 Ellen G. White, Christ’s Object Lessons (Hagerstown, MD: Review and Herald Publishing Association, 1941), 125.
 Ibid. (emphasis supplied).
 Statements like the following illustrate the unique role of Scripture as the ultimate standard of truth in both the thinking of White and Adventism in general: “But God will have a people upon the earth to maintain the Bible, and the Bible only, as the standard of all doctrines and the basis of all reforms. The opinions of learned men, the deductions of science, the creeds or decisions of ecclesiastical councils, as numerous and discordant as are the churches which they represent, the voice of the majority—not one nor all of these should be regarded as evidence for or against any point of religious faith. Before accepting any doctrine or precept, we should demand a plain ‘Thus saith the Lord’ in its support.” Ellen G. White, The Great Controversy Between Christ and Satan: The Conflict of the Ages in the Christian Dispensation (Nampa, ID: Pacific Press Publishing Association, 1911), 595.

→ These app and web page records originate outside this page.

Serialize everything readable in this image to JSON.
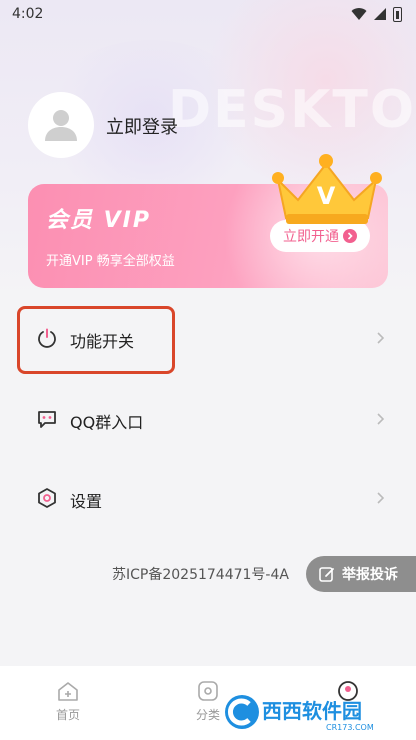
{
  "status_bar": {
    "time": "4:02"
  },
  "background": {
    "watermark": "DESKTO"
  },
  "profile": {
    "login_label": "立即登录"
  },
  "vip": {
    "title": "会员 VIP",
    "subtitle": "开通VIP   畅享全部权益",
    "button_label": "立即开通",
    "crown_letter": "V"
  },
  "menu": [
    {
      "label": "功能开关",
      "icon": "power-icon"
    },
    {
      "label": "QQ群入口",
      "icon": "chat-bubble-icon"
    },
    {
      "label": "设置",
      "icon": "settings-hexagon-icon"
    }
  ],
  "footer": {
    "icp": "苏ICP备2025174471号-4A",
    "report_label": "举报投诉"
  },
  "tabbar": {
    "items": [
      {
        "label": "首页",
        "icon": "home-icon"
      },
      {
        "label": "分类",
        "icon": "category-icon"
      },
      {
        "label": "",
        "icon": "profile-icon"
      }
    ]
  },
  "overlay_watermark": {
    "text": "西西软件园",
    "sub": "CR173.COM"
  },
  "colors": {
    "accent": "#f2608f",
    "highlight": "#d9462a",
    "report_bg": "#8e8e8e"
  }
}
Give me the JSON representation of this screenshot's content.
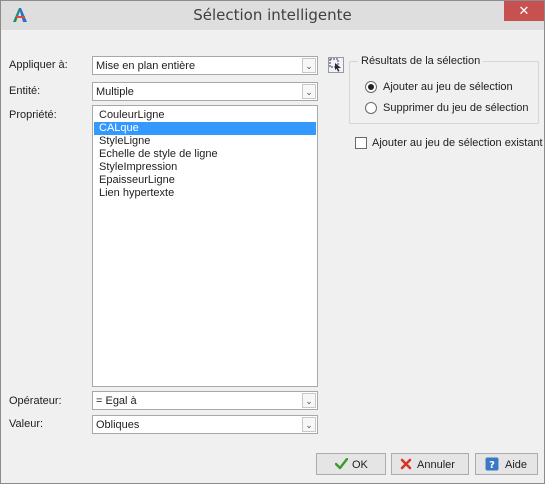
{
  "window": {
    "title": "Sélection intelligente",
    "close_glyph": "✕",
    "icon": "autocad-icon"
  },
  "form": {
    "apply_to": {
      "label": "Appliquer à:",
      "value": "Mise en plan entière"
    },
    "entity": {
      "label": "Entité:",
      "value": "Multiple"
    },
    "property": {
      "label": "Propriété:",
      "items": [
        "CouleurLigne",
        "CALque",
        "StyleLigne",
        "Echelle de style de ligne",
        "StyleImpression",
        "EpaisseurLigne",
        "Lien hypertexte"
      ],
      "selected_index": 1
    },
    "operator": {
      "label": "Opérateur:",
      "value": "= Egal à"
    },
    "value": {
      "label": "Valeur:",
      "value": "Obliques"
    },
    "dropdown_glyph": "⌄"
  },
  "results": {
    "title": "Résultats de la sélection",
    "include": "Ajouter au jeu de sélection",
    "exclude": "Supprimer du jeu de sélection",
    "selected": "include"
  },
  "append": {
    "label": "Ajouter au jeu de sélection existant",
    "checked": false
  },
  "buttons": {
    "ok": "OK",
    "cancel": "Annuler",
    "help": "Aide"
  },
  "colors": {
    "selection": "#3399ff",
    "ok_check": "#3a9a2a",
    "cancel_x": "#d9342b",
    "help_blue": "#3a78c6"
  }
}
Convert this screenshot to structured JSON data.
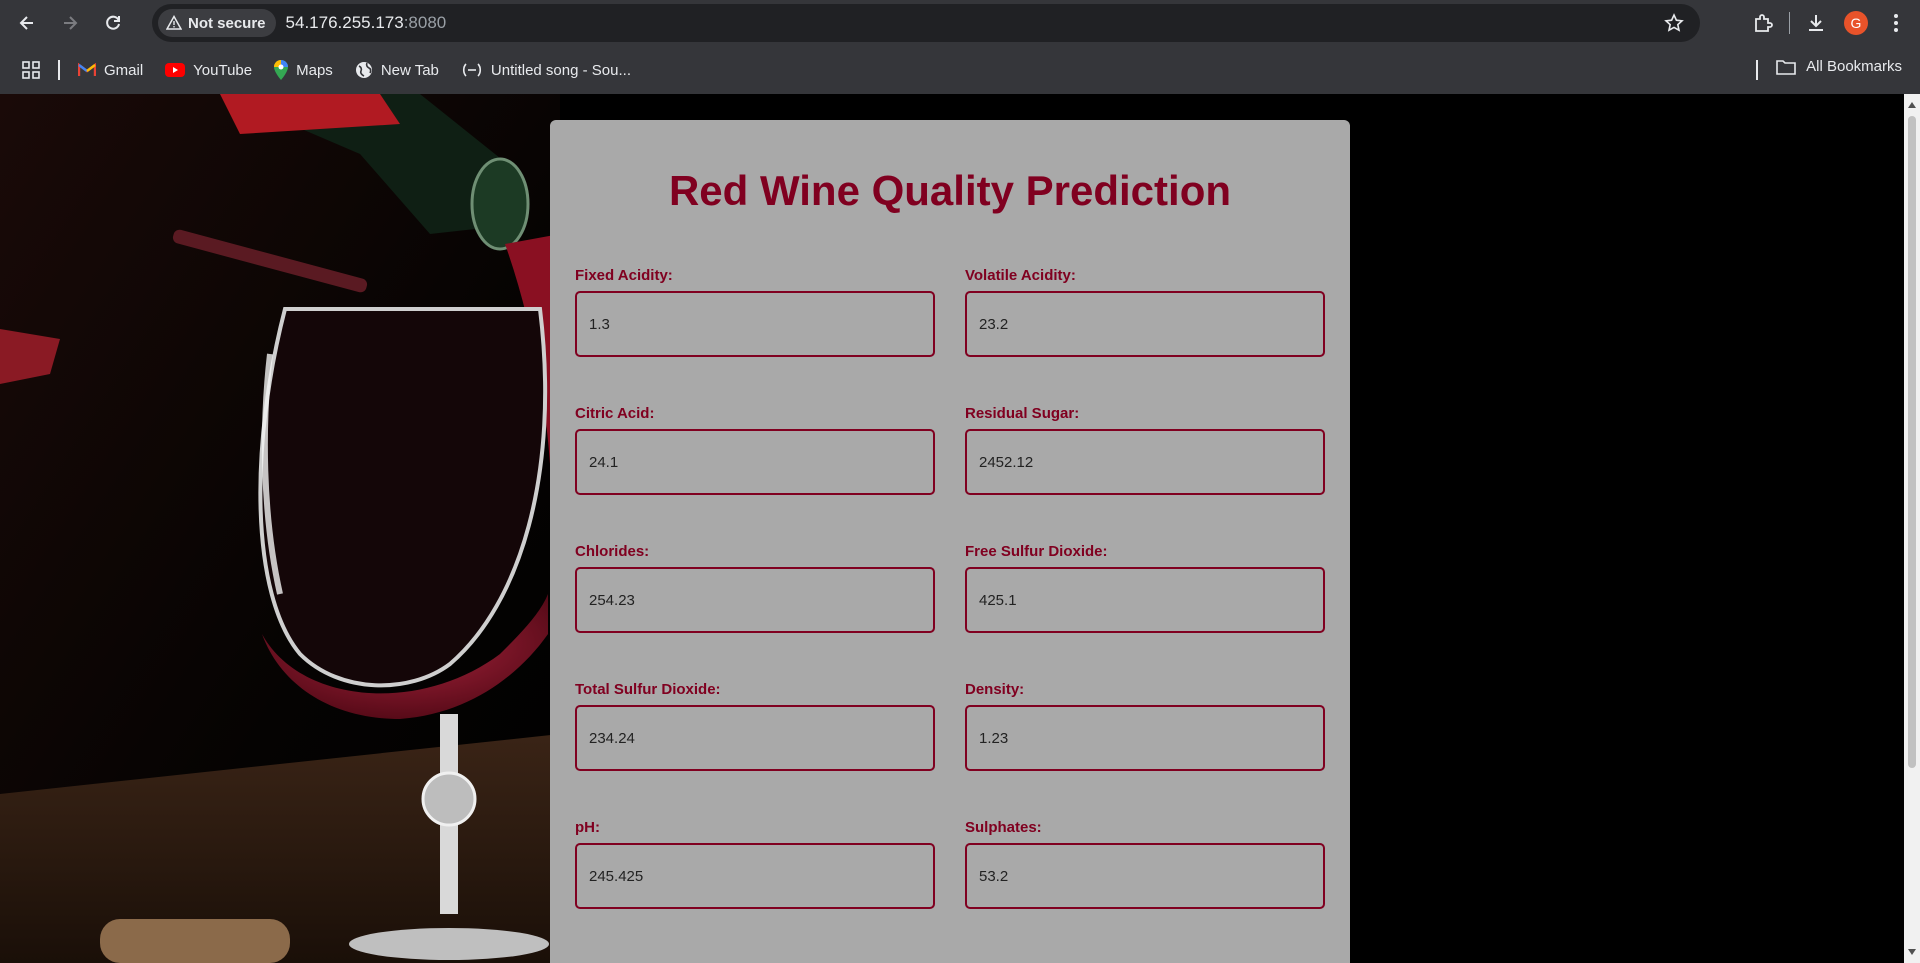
{
  "browser": {
    "security_label": "Not secure",
    "url_host": "54.176.255.173",
    "url_port": ":8080",
    "avatar_letter": "G"
  },
  "bookmarks": {
    "items": [
      {
        "label": "Gmail",
        "icon": "gmail-icon"
      },
      {
        "label": "YouTube",
        "icon": "youtube-icon"
      },
      {
        "label": "Maps",
        "icon": "maps-icon"
      },
      {
        "label": "New Tab",
        "icon": "globe-icon"
      },
      {
        "label": "Untitled song - Sou...",
        "icon": "soundtrap-icon"
      }
    ],
    "all_bookmarks_label": "All Bookmarks"
  },
  "page": {
    "title": "Red Wine Quality Prediction",
    "fields": [
      {
        "label": "Fixed Acidity:",
        "value": "1.3"
      },
      {
        "label": "Volatile Acidity:",
        "value": "23.2"
      },
      {
        "label": "Citric Acid:",
        "value": "24.1"
      },
      {
        "label": "Residual Sugar:",
        "value": "2452.12"
      },
      {
        "label": "Chlorides:",
        "value": "254.23"
      },
      {
        "label": "Free Sulfur Dioxide:",
        "value": "425.1"
      },
      {
        "label": "Total Sulfur Dioxide:",
        "value": "234.24"
      },
      {
        "label": "Density:",
        "value": "1.23"
      },
      {
        "label": "pH:",
        "value": "245.425"
      },
      {
        "label": "Sulphates:",
        "value": "53.2"
      }
    ]
  },
  "colors": {
    "accent": "#800020",
    "panel": "#a9a9a9",
    "background": "#000000"
  }
}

 Bible Echo, August 26, 1895.
 Ibid. (emphasis supplied).
 Ellen G. White, Education (Mountain View, CA: Pacific Press Publishing Association), 225.
 Ibid., 237.
 Ibid., 238 (emphasis supplied).
 Ibid., 173.
 Ibid., 174.
 Ibid., 175 (emphasis supplied).
 Ellen G. White, Testimonies for the Church, vol. 8, 207.
 Though the task of how to detect providence as historians is outside the scope of this particular article, this is a vital question that must be wrestled with.
 8T 307, (emphasis supplied).
 Ellen G. White, Spiritual Gifts, vol. 4a, 53.
 Ellen G. White, Manuscript Releases, vol. 9, 134.
 Ibid., 135.
 Herbert E. Douglass, Messenger of the Lord: The Prophetic Ministry of Ellen G. White (Nampa, ID: Pacific Press Publishing Association, 1998), 19-20.
 GC x-xi, (emphasis supplied).
 Ellen G. White, The Desire of Ages, 761.
 “Satan’s enmity against Christ has been manifested against His followers. The same hatred of the principles of God’s law, the same policy of deception, by which error is made to appear as truth, by which human laws are substituted for the law of God, and men are led to worship the creature rather than the Creator, may be traced in all the history of the past. Satan’s efforts to misrepresent the character of God, to cause men to cherish a false conception of the Creator, and thus to regard Him with fear and hate rather than with love; his endeavors to set aside the divine law, leading the people to think themselves free from its requirements; and his persecution of those who dare to resist his deceptions, have been steadfastly pursued in all ages. They may be traced in the history of patriarchs, prophets, and apostles, of martyrs and reformers” (GC x-xi).